Investing in Communication and Collaboration

Investing in Communication and Collaboration

Thursday, February 21, 2019

After four days of stepping out of their comfort zones, improvising, connecting with others and intense reflective work, 62 University of Arizona (UA) students, faculty and staff and members of the community are ready to communicate their work more effectively to a wide variety of audiences. The two Alan Alda Center for Communicating Science (Alda Center) workshops over four days were possible in a large part to the commitment of Shane Burgess, vice president of the Division of Agriculture, Life and Veterinary Sciences, and Cooperative Extension (ALVSCE) to invest in developing science communication skills of the ALVSCE team by partnering with the Agnese Nelms Haury Program (Haury Program). “We scientists are not renowned communicators — in fact, most people think the opposite.
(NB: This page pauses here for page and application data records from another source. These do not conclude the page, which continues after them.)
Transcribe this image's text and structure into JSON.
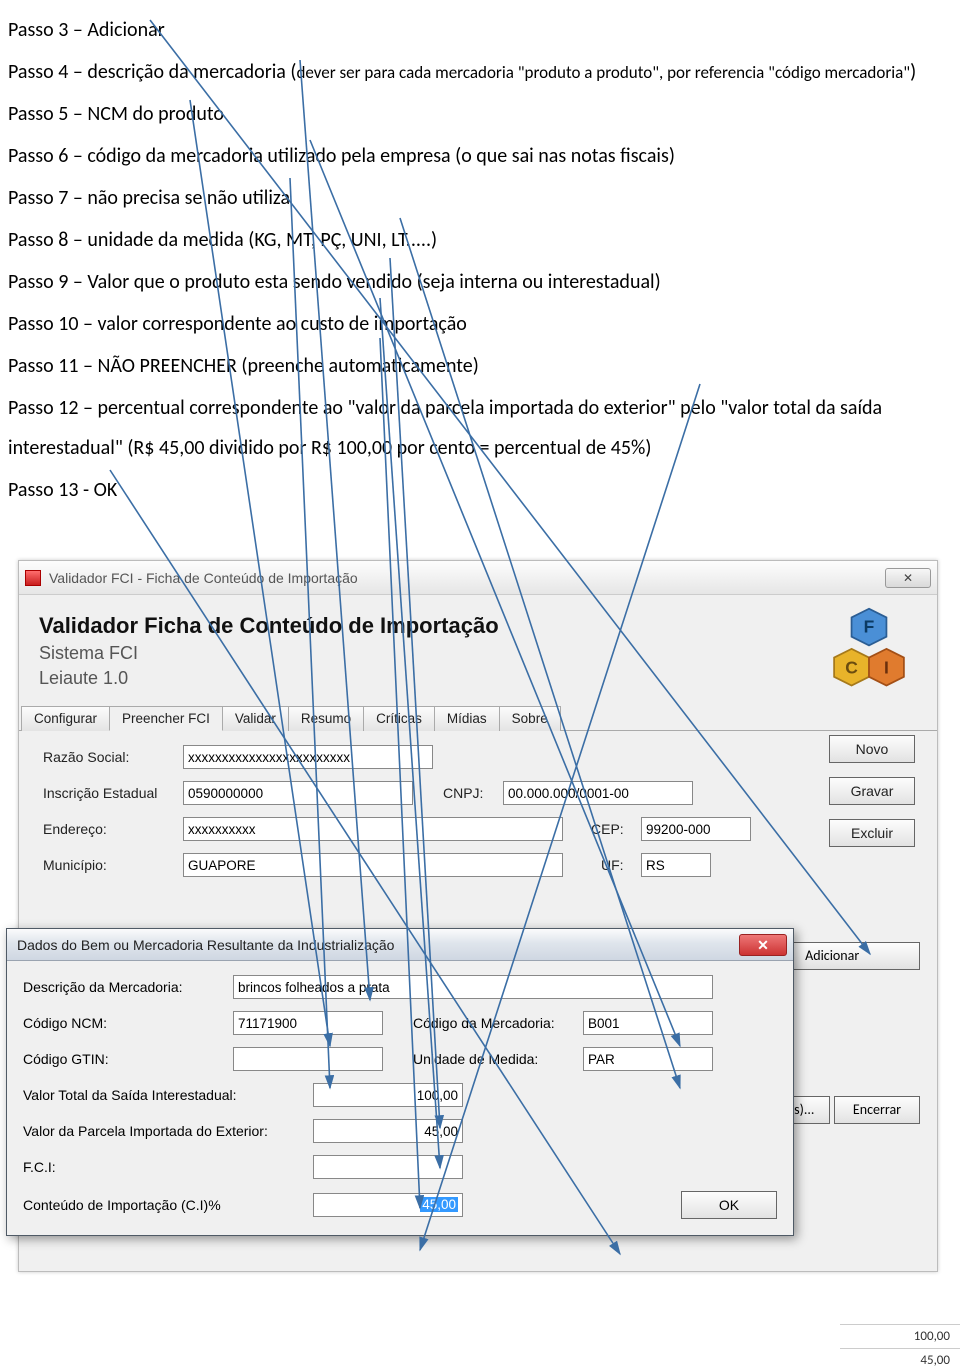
{
  "doc": {
    "p3": "Passo 3 – Adicionar",
    "p4a": "Passo 4 – descrição da mercadoria (",
    "p4b": "dever ser para cada mercadoria \"produto a produto\", por referencia \"código mercadoria\"",
    "p4c": ")",
    "p5": "Passo 5 – NCM do produto",
    "p6": "Passo 6 – código da mercadoria utilizado pela empresa (o que sai nas notas fiscais)",
    "p7": "Passo 7 – não precisa se não utiliza",
    "p8": "Passo 8 – unidade da medida (KG, MT, PÇ, UNI, LT.....)",
    "p9": "Passo 9 – Valor que o produto esta sendo vendido  (seja interna ou interestadual)",
    "p10": "Passo 10 – valor correspondente ao custo de importação",
    "p11": "Passo 11 – NÃO PREENCHER (preenche automaticamente)",
    "p12": "Passo 12 – percentual correspondente ao \"valor da parcela importada do exterior\" pelo  \"valor total da saída interestadual\" (R$ 45,00 dividido por R$ 100,00 por cento = percentual de 45%)",
    "p13": "Passo 13 - OK"
  },
  "app": {
    "windowTitle": "Validador FCI - Ficha de Conteúdo de Importação",
    "closeGlyph": "✕",
    "header": {
      "title": "Validador Ficha de Conteúdo de Importação",
      "sub1": "Sistema FCI",
      "sub2": "Leiaute 1.0"
    },
    "tabs": {
      "t0": "Configurar",
      "t1": "Preencher FCI",
      "t2": "Validar",
      "t3": "Resumo",
      "t4": "Críticas",
      "t5": "Mídias",
      "t6": "Sobre"
    },
    "form": {
      "razaoLabel": "Razão Social:",
      "razaoValue": "xxxxxxxxxxxxxxxxxxxxxxxx",
      "ieLabel": "Inscrição Estadual",
      "ieValue": "0590000000",
      "cnpjLabel": "CNPJ:",
      "cnpjValue": "00.000.000/0001-00",
      "endLabel": "Endereço:",
      "endValue": "xxxxxxxxxx",
      "cepLabel": "CEP:",
      "cepValue": "99200-000",
      "munLabel": "Município:",
      "munValue": "GUAPORE",
      "ufLabel": "UF:",
      "ufValue": "RS"
    },
    "buttons": {
      "novo": "Novo",
      "gravar": "Gravar",
      "excluir": "Excluir",
      "adicionar": "Adicionar",
      "fichas": "Ficha(s)...",
      "encerrar": "Encerrar"
    },
    "bgRows": {
      "r1": "100,00",
      "r2": "45,00"
    }
  },
  "dialog": {
    "title": "Dados do Bem ou Mercadoria Resultante da Industrialização",
    "closeGlyph": "✕",
    "descLabel": "Descrição da Mercadoria:",
    "descValue": "brincos folheados a prata",
    "ncmLabel": "Código NCM:",
    "ncmValue": "71171900",
    "codMercLabel": "Código da Mercadoria:",
    "codMercValue": "B001",
    "gtinLabel": "Código GTIN:",
    "gtinValue": "",
    "unLabel": "Unidade de Medida:",
    "unValue": "PAR",
    "vtotLabel": "Valor Total da Saída Interestadual:",
    "vtotValue": "100,00",
    "vparLabel": "Valor da Parcela Importada do Exterior:",
    "vparValue": "45,00",
    "fciLabel": "F.C.I:",
    "fciValue": "",
    "ciLabel": "Conteúdo de Importação (C.I)%",
    "ciValue": "45,00",
    "ok": "OK"
  }
}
But actors are great communicators, and the Alda Center workshops put us in rooms for two days learning communication and improvisation skills from professional stage and screen experts. Much laughter,  and a few tears later, I'm a more knowledgeable communicator, and more importantly, I've gotten to know my colleagues in the Division of Agriculture, Life and Veterinary Sciences, and Cooperative Extension so much better."
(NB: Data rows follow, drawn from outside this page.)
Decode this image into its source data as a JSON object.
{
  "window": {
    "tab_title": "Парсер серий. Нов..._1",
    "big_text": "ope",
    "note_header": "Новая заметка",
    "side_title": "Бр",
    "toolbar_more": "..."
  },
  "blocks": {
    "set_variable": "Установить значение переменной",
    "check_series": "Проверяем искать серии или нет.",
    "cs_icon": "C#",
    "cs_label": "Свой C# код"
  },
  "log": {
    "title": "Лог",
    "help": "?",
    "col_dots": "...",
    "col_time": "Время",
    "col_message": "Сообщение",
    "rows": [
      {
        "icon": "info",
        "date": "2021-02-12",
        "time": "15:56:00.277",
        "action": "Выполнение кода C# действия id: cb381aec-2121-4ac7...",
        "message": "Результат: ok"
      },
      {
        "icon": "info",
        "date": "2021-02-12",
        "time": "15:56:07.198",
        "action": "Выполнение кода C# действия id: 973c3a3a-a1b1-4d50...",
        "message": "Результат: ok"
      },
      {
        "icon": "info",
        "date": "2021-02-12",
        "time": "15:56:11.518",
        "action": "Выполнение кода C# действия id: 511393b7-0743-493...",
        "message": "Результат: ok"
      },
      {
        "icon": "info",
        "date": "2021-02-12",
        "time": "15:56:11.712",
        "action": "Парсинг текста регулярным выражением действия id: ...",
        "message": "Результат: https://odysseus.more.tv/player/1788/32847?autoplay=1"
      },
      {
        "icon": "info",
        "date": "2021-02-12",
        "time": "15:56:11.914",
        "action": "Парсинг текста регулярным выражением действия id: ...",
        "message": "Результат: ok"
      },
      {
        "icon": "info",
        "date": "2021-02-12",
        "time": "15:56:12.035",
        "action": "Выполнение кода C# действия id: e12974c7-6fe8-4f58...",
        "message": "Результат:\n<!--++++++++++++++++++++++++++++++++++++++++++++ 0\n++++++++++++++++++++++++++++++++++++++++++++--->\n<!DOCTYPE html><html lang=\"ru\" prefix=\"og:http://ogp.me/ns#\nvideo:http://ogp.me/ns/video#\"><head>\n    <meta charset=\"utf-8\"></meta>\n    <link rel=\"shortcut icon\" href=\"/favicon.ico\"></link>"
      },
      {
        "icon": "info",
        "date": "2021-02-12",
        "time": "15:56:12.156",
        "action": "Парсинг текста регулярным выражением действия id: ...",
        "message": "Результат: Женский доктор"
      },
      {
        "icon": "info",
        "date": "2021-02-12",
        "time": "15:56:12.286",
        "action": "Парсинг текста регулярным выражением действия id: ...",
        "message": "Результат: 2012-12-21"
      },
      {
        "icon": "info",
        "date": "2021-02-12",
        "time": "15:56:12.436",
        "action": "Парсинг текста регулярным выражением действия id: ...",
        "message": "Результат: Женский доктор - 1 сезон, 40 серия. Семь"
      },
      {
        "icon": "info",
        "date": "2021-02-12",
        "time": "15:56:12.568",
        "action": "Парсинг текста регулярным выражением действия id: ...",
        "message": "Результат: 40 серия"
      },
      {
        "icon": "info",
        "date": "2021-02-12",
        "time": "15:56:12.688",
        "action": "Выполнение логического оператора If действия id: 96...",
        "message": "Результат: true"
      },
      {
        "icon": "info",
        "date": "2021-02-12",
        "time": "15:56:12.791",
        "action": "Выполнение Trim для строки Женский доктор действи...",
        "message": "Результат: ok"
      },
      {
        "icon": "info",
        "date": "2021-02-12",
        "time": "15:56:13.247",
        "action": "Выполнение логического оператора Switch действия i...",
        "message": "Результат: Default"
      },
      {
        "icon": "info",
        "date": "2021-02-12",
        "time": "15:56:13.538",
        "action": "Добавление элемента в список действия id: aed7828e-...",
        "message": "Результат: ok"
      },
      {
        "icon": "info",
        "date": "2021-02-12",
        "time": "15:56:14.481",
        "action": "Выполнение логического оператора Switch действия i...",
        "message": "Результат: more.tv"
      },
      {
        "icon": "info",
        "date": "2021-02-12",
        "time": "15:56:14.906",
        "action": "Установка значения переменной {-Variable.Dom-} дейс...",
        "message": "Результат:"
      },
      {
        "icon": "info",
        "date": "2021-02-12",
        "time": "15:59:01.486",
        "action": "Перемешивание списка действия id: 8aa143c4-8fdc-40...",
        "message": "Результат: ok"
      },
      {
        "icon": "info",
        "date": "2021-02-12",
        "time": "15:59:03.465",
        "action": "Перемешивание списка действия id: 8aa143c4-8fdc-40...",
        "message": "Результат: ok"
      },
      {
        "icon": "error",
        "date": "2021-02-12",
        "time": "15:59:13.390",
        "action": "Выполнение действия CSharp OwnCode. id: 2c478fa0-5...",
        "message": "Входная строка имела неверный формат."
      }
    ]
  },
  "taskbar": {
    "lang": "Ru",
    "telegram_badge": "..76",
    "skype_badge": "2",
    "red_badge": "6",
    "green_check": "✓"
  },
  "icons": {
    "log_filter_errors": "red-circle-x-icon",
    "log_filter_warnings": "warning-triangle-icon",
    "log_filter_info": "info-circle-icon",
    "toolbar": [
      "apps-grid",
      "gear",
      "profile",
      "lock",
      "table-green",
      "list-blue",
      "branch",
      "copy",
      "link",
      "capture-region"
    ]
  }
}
2019 is the third year that the Haury Program has hosted workshops of the Alda Center at the University of Arizona. “Authentic communication is hard. We believe that significant investment in building the capacity to communicate is essential to producing impactful projects and scholarship to find solutions to 21st century challenges and make real and long-lasting change,” said Anna H. Spitz, Director of the Haury Program.
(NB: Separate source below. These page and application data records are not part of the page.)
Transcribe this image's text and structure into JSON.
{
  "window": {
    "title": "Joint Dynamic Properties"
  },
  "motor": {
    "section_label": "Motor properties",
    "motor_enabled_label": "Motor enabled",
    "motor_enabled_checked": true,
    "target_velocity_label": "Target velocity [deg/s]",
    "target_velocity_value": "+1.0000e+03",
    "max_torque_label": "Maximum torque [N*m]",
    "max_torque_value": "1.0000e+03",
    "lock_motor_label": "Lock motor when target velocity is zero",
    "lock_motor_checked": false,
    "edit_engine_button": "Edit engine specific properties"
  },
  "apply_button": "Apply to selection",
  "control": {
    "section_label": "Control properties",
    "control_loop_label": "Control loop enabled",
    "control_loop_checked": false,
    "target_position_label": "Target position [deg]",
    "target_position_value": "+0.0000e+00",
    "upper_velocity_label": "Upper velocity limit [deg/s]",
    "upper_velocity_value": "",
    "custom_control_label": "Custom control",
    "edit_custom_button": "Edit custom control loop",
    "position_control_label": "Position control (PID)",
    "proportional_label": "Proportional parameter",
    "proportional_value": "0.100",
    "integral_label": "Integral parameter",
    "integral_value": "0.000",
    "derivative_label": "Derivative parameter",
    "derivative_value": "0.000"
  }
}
The Alda Center provides a unique and exceptional method to teach communication. Four instructors worked with the full cohort and in break-out groups to bring out the abilities attendees might not have known they had. Kiyomi Morino (research associate, Laboratory for Tree Ring Research) stated, “I was exhausted at the end of day one I’d say because 80-90% was outside my comfort zone and was very intense. Of course, this made for an amazing learning experience. The approach of presentation/immediate feedback/change/presentation/ immediate feedback/change…. allows big, important skill-building in a short amount of time. The skills in the workshop – only touched on in two days – will be really useful in the future.”

Other sponsors of workshop attendees included the College of Science, the Institute of the Environment, Laboratory for Tree Ring Research and the College of Social and Behavioral Sciences. Attendees were diverse in their work, career level and interests but consistently enthusiastic about what they gained: “I was reluctant to take two days away from my work, but this is well worth it and will make me better at communicating in everything I do: community projects, teaching, writing proposals, communicating with the community. It helps with the flow of ideas, thinking on my feet,” said Adriana Zuniga (faculty, Udall Center for Public Policy).

 

This experience also brought reflection about the work ahead. Flor Sandoval (program manager, SERI) said: “I think this will help me in my professional career and in understanding how other people communicate, which will help me understand the feedback from the community and what their needs are. It will also help me improve how we communicate our research to the community.”

Andrew Zimmer (grad student, school of geography and development, Carson scholar) noted, “When doing my research and talking about global issues it’s important to remember that we’re investing to make peoples’ lives better. Focusing on science communication helps connect and give agency to people rather than provide prescriptions.”

All participants have plans to use these techniques in upcoming presentations, discussions with colleagues and funders, and even with friends and family. Erin Deely’s (Director Recruitment and Engagement, College of Science) enthusiasm for how the workshop reframed the way she thinks about communicating will extend beyond her own experience:  “I’ll be using this information as I train my science ambassadors in our outreach program.”

As a first opportunity to practice and build their skills, the Haury Program will host a Showcase on February 27, 2019, 12:00 pm to 1:00 pm for Alda Center workshop alumni to share their stories with a broader audience in an informal setting. We also hope the cohort will support one another in continuing to grow their skills and use those skills frequently.

The impact of the workshops is profound for those who attend and extends beyond the individuals who attended. The Haury Program echos Shane Burgess’s declaration: "What a pleasure to host and participate in this transformational experience."

Special thanks to Arin Haverland at the UA Institute of the Environment for helping us make this event a successful learning experience for all attendees. Also, we would like to thank Alda Center instructors Marcy McGinnis, Carolyn Hall, Carla Jablonski, and Celia Schaefer for their patience and support.

Attend the Showcase on February 27, 2019, 12:00 pm – 1:00 pm, ENR2 S107: Come see the works-in-process from the workshop: Attendees from 2017, 2018 and 2019 workshops will share stories of their work.